If you are one of the 43 million current or former borrowers with outstanding federal student loan debt, you may be thinking of consolidating your federal student loans. Maybe you are hoping that a single payment each month will relieve some of the burdens of meeting your obligations and even lower your overall student debt, or you might be wondering what your best options are for paying off your loans once the extension of the federal student loan forbearance program ends on May 1, 2022.
The purpose of this article is to help you understand the state of federal student loan payment requirements and some of the options available to you — including the pros and cons of federal student loan consolidation — so you can make an informed choice on how to proceed.
Every borrower’s situation is different and making the right decision on how to restructure debt depends upon a number of specific factors. If you are in default on your student loans or need more information on how best to manage your federal student loan repayments, consider consulting with student loan debt and relief counsel before taking any actions regarding your loan payment structure.
The End of CARES Act Student Loan Forbearance
Many federal student loan borrowers stopped paying down their student debt because of the CARES Act forbearance provisions and subsequent forbearance extensions, which placed a moratorium of sorts on mandatory federal student loan payments.
On March 27, 2020, the Coronavirus Aid, Relief, and Economic Security Act (CARES Act) was signed into law. Under the federal student loan provisions of the law, the requirements for federal student loan payments were paused, interest rates were dropped to zero, and the U.S. Department of Education halted its student loan default collection efforts.
With no payments required and no interest accruing during forbearance, many federal student loan borrowers made the decision to stop making their loan payments. Others continued with their regular payments, applying the amounts that had previously gone to interest to reduce the principal balance. Now, with the provisions of the CARES Act and subsequent laws extending federal student loan forbearance slated to end on May 1, 2022, it’s time for borrowers to assess their options and decide how to proceed.
Consider All Available Options for Federal Student Loan Borrowers
Before you decide to pursue loan consolidation, it is a good idea to become familiar with all of the repayment plan options offered by the Department of Education. For instance, you may be able to reset your monthly student loan payment based on your current earnings. These income-driven repayment plans (IDR plans) provide options to extend repayment for 20 or so years, offering forgiveness for any remaining balance. You can also explore graduated repayment plans — where payments start out lower and then increase every two years — if you think your income will increase moving forward making it easier to meet payment obligations.
Consolidation or Refinancing?
Before moving forward with a plan to consolidate, it is also important to understand the difference between consolidating and refinancing. You can consolidate your federal student loans with the Department of Education, or you can refinance them through a private lender.
If you refinance your federal loans with a private lender, you’ll lose some important benefits of working through the government loan programs. For instance, you will lose access to government programs like income-driven repayment and Public Service Loan Forgiveness (PSLF). And once you take your loans private, you can’t convert them back to federal loans.

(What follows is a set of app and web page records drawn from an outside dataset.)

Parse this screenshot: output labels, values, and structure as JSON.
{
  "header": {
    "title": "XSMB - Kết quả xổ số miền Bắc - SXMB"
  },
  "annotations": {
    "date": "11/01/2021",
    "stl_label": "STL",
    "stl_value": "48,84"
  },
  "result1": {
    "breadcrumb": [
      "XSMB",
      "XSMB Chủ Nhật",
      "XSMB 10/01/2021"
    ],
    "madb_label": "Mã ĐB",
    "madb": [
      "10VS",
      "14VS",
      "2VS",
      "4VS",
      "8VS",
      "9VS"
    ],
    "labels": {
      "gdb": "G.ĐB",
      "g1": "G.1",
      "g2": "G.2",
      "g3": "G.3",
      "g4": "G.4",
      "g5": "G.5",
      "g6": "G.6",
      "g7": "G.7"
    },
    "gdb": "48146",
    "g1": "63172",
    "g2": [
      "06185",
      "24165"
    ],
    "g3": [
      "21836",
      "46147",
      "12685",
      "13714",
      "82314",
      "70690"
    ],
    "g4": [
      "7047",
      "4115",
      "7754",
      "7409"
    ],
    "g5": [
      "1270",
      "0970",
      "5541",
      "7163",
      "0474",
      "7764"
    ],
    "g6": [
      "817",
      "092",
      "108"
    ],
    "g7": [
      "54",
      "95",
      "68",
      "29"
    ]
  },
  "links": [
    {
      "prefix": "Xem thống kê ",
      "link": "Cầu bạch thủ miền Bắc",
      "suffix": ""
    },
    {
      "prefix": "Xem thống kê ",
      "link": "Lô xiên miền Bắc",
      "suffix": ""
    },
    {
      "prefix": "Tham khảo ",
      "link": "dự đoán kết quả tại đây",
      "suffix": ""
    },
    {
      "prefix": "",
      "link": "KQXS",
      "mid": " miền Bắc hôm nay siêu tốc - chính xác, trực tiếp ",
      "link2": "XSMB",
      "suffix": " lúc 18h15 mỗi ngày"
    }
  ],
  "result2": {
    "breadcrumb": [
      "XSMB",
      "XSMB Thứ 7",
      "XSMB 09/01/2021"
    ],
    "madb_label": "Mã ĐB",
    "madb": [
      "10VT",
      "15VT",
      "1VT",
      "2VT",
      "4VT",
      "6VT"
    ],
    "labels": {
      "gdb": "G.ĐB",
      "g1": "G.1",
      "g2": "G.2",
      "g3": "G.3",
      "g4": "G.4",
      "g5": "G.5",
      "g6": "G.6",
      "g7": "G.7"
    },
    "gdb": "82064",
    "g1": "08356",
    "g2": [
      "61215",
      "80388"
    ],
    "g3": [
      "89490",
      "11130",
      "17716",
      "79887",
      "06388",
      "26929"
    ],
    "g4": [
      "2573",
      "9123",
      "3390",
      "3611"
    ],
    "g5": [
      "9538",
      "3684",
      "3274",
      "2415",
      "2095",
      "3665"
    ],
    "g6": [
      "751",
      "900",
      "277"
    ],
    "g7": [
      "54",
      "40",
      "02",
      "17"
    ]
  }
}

However, working with a private lender may be a good option for you if your goal is to get a lower interest rate on your loans and/or if you also have private loans you want to fold into the refinance mix.
Unlike the federal government, private lenders will look at your credit score and other factors in determining the interest rate you will be charged. If you have solid credit, you can get a lower interest rate that could substantially reduce your overall loan liability.
How Federal Student Loan Consolidation Works
While you don’t have to meet a creditworthiness requirement for federal loan consolidation, you won’t be able to lower your interest rate either. When you consolidate federal loans, the government pays them off and replaces them with a new loan at a new fixed interest rate that is calculated on the weighted average of your previous rates rounded up to the next 1/8%. And unlike a private refinancing arrangement, you cannot roll any private sector loans you have into the new loan.
However, federal consolidation can be the best way to go if you:
- Have Federal Family Education, Perkins, or parent PLUS loans and need to consolidate to be eligible for public service loan forgiveness or income-driven repayment
- Have already defaulted on your federal student loans and are looking to redeem yourself and get back on track with your payments
- Are looking to extend the amount of time you have to pay off your loans
- Want the ease of making just one student loan payment per month
Contact Debt Legal Defense to Get Your Student Loans Under Control
Given the complex rules surrounding debt consolidation and all of the options available, making the right decision about how to handle your student loan debt can be daunting. It can be especially difficult if you are already in student loan default and face collection actions by lenders.
The experienced attorneys at Debt Legal Defense can help you work through all of your options and find the best solution for your particular circumstances. Give us a call at (210) 468-1008 or contact us today to schedule a consultation.